If this happens, it will have dramatic repercussions for the political future. The Israeli right is jockeying for position come the day Bibi retires from political life. Until now, the two main contenders have been Naftali Bennett and Lieberman. If Lieberman is eliminated from Knesset along with his entire Party, it will leave Bennett as the only logical standard bearer for the future. In fact, barring any major catastrophes, arrests, scandals, etc. he may be the future inheritor of the right-wing throne. I should add an asterisk here, as Moshe Kahlon is a wildcard. The former Likud darling’s Party has rallied from earlier poll results and appears to be making a last-minute surge. If that continues, he could become the new political flavor of the month, replacing Yair Lapid, who served that role in the last election.

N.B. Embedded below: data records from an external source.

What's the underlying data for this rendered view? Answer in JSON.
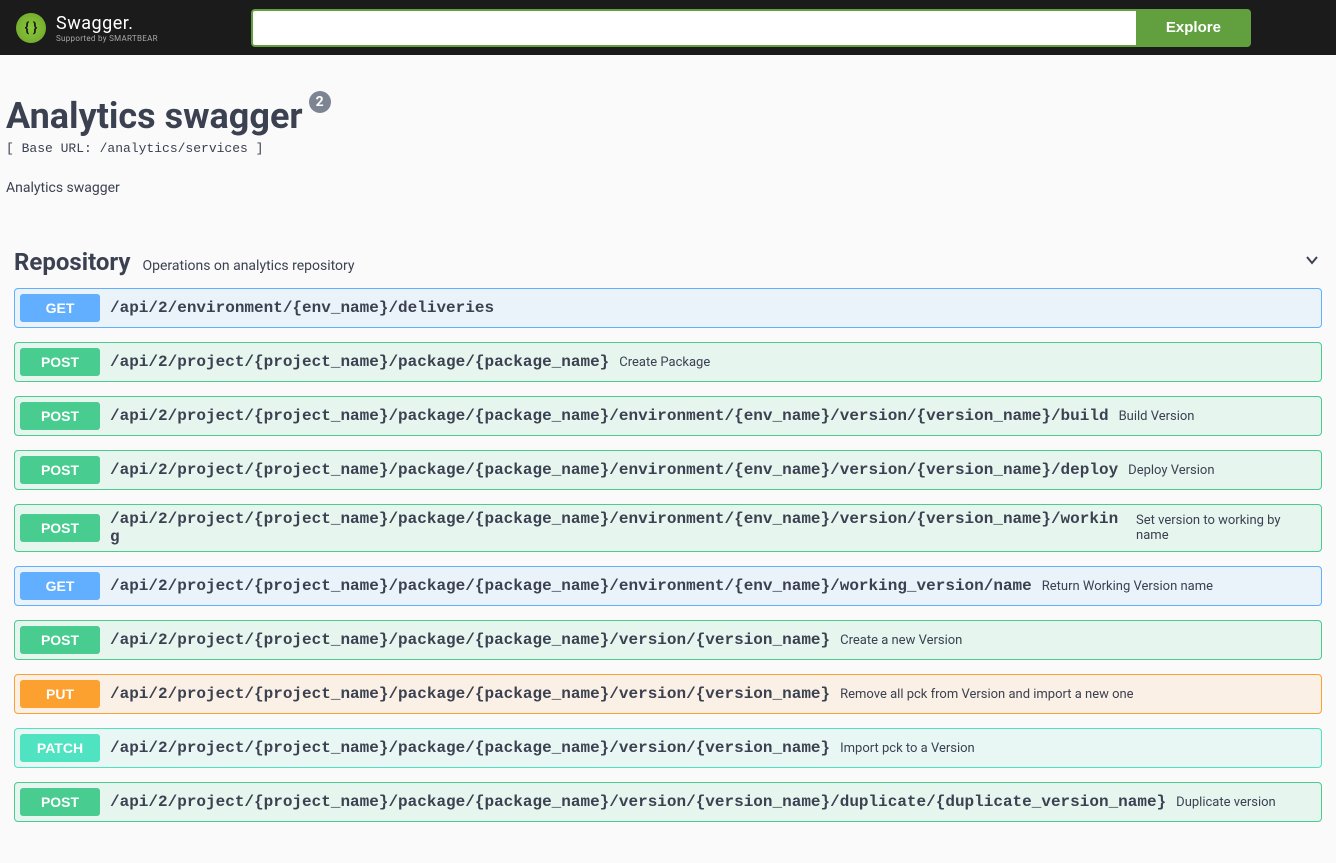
{
  "header": {
    "brand": "Swagger.",
    "subbrand": "Supported by SMARTBEAR",
    "search_value": "",
    "explore_label": "Explore"
  },
  "api": {
    "title": "Analytics swagger",
    "version": "2",
    "baseurl": "[ Base URL: /analytics/services ]",
    "description": "Analytics swagger"
  },
  "tag": {
    "name": "Repository",
    "description": "Operations on analytics repository"
  },
  "ops": [
    {
      "method": "GET",
      "path": "/api/2/environment/{env_name}/deliveries",
      "summary": ""
    },
    {
      "method": "POST",
      "path": "/api/2/project/{project_name}/package/{package_name}",
      "summary": "Create Package"
    },
    {
      "method": "POST",
      "path": "/api/2/project/{project_name}/package/{package_name}/environment/{env_name}/version/{version_name}/build",
      "summary": "Build Version"
    },
    {
      "method": "POST",
      "path": "/api/2/project/{project_name}/package/{package_name}/environment/{env_name}/version/{version_name}/deploy",
      "summary": "Deploy Version"
    },
    {
      "method": "POST",
      "path": "/api/2/project/{project_name}/package/{package_name}/environment/{env_name}/version/{version_name}/working",
      "summary": "Set version to working by name"
    },
    {
      "method": "GET",
      "path": "/api/2/project/{project_name}/package/{package_name}/environment/{env_name}/working_version/name",
      "summary": "Return Working Version name"
    },
    {
      "method": "POST",
      "path": "/api/2/project/{project_name}/package/{package_name}/version/{version_name}",
      "summary": "Create a new Version"
    },
    {
      "method": "PUT",
      "path": "/api/2/project/{project_name}/package/{package_name}/version/{version_name}",
      "summary": "Remove all pck from Version and import a new one"
    },
    {
      "method": "PATCH",
      "path": "/api/2/project/{project_name}/package/{package_name}/version/{version_name}",
      "summary": "Import pck to a Version"
    },
    {
      "method": "POST",
      "path": "/api/2/project/{project_name}/package/{package_name}/version/{version_name}/duplicate/{duplicate_version_name}",
      "summary": "Duplicate version"
    }
  ]
}
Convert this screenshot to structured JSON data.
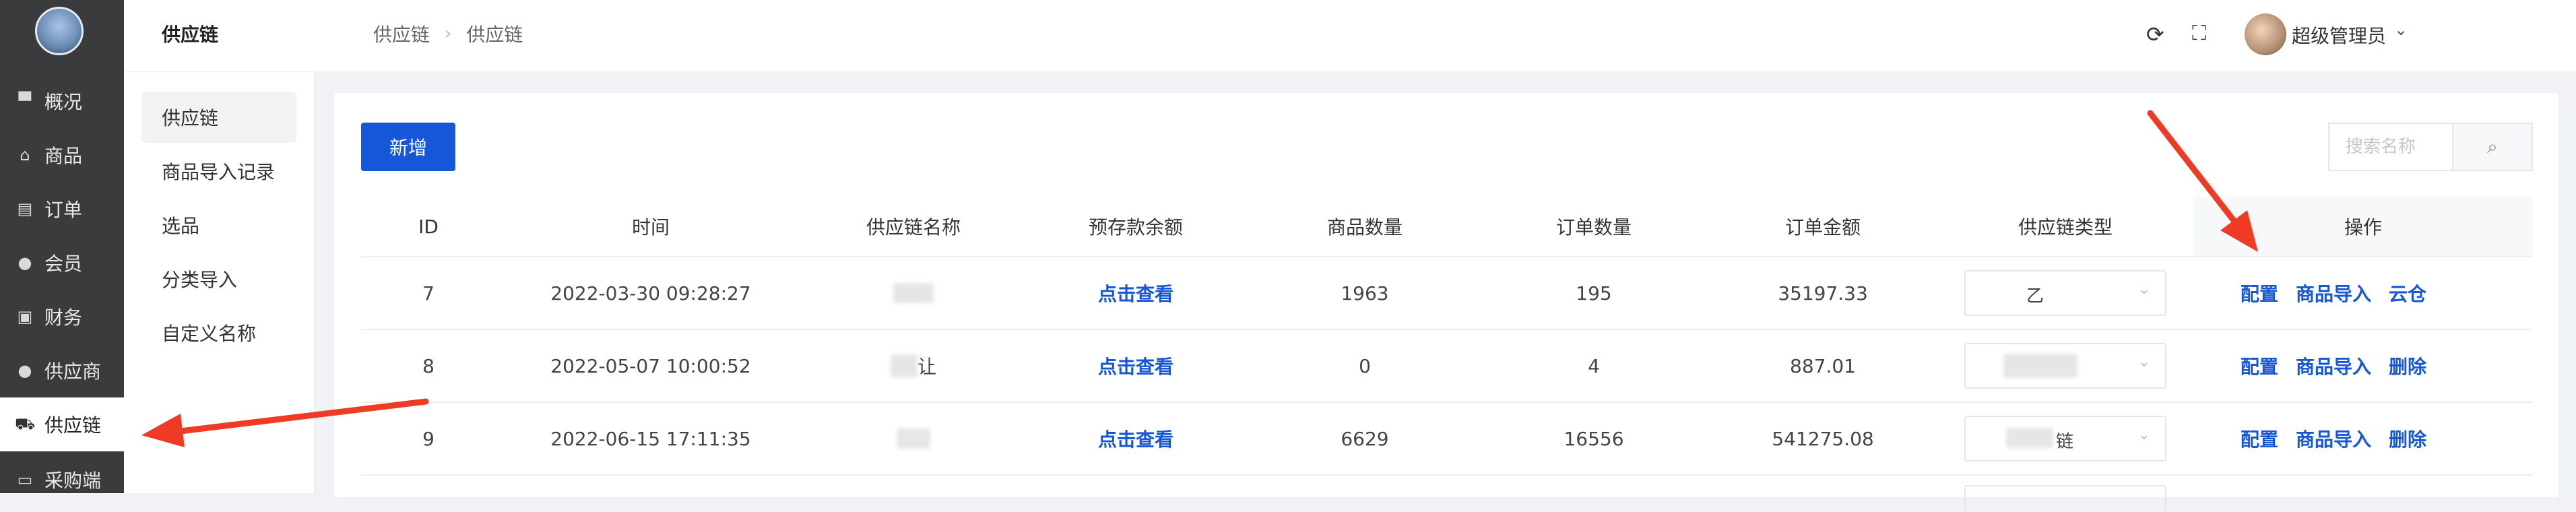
{
  "left_nav": {
    "items": [
      {
        "icon": "monitor-icon",
        "label": "概况"
      },
      {
        "icon": "shopping-bag-icon",
        "label": "商品"
      },
      {
        "icon": "clipboard-icon",
        "label": "订单"
      },
      {
        "icon": "user-icon",
        "label": "会员"
      },
      {
        "icon": "finance-icon",
        "label": "财务"
      },
      {
        "icon": "supplier-icon",
        "label": "供应商"
      },
      {
        "icon": "truck-icon",
        "label": "供应链",
        "active": true
      },
      {
        "icon": "cart-icon",
        "label": "采购端"
      }
    ]
  },
  "sub_nav": {
    "title": "供应链",
    "items": [
      {
        "label": "供应链",
        "active": true
      },
      {
        "label": "商品导入记录"
      },
      {
        "label": "选品"
      },
      {
        "label": "分类导入"
      },
      {
        "label": "自定义名称"
      }
    ]
  },
  "header": {
    "breadcrumb": [
      "供应链",
      "供应链"
    ],
    "username": "超级管理员"
  },
  "toolbar": {
    "add_label": "新增",
    "search_placeholder": "搜索名称"
  },
  "table": {
    "columns": [
      "ID",
      "时间",
      "供应链名称",
      "预存款余额",
      "商品数量",
      "订单数量",
      "订单金额",
      "供应链类型",
      "操作"
    ],
    "rows": [
      {
        "id": "7",
        "time": "2022-03-30 09:28:27",
        "name": "",
        "balance": "点击查看",
        "goods": "1963",
        "orders": "195",
        "amount": "35197.33",
        "type": "乙",
        "ops": [
          "配置",
          "商品导入",
          "云仓"
        ]
      },
      {
        "id": "8",
        "time": "2022-05-07 10:00:52",
        "name": "让",
        "balance": "点击查看",
        "goods": "0",
        "orders": "4",
        "amount": "887.01",
        "type": "",
        "ops": [
          "配置",
          "商品导入",
          "删除"
        ]
      },
      {
        "id": "9",
        "time": "2022-06-15 17:11:35",
        "name": "",
        "balance": "点击查看",
        "goods": "6629",
        "orders": "16556",
        "amount": "541275.08",
        "type": "链",
        "ops": [
          "配置",
          "商品导入",
          "删除"
        ]
      }
    ]
  },
  "colors": {
    "primary": "#1657d8",
    "nav_bg": "#3a3b3d",
    "arrow": "#f03b24"
  }
}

Meretz too has been on the brink of elimination. They currently poll at 6 seats (earlier they were polling at 5). If they fall under 5 they too will disappear. Given their rise in the current poll, they appear safe (just barely).
As an addendum, let’s not forget the undecided voters. From 15-20% have still not made up their minds. My guess is that many of them are former Likud voters disgusted with Netanyahu and unsure whether to return to Likud or switch to Bennett or Lieberman. If I’m right, there could be some uptick in the results for any of these three parties.
This article profiles the undecided voters and notes they are 16% of the total. They are 2/3 women, 63% secular and 56% consider social-economic issues to be primary. That would bode well for Kahlon’s Kulanu Party, since he’s made this an important part of his platform. You’ll recall in the last election no one predicted Yesh Atid’s come-from-nowhere showing of 19 seats. It’s entirely possible this time many of the undecided will move from being former Likud to Kulanu voters. That could sweep the latter past the Joint List as third largest Party, and make it a kingmaker between a left or right-wing coalition. Keep in mind that Kahlon is a former Likud minister. As such his heart will be more in a coalition with his former political colleagues on the right.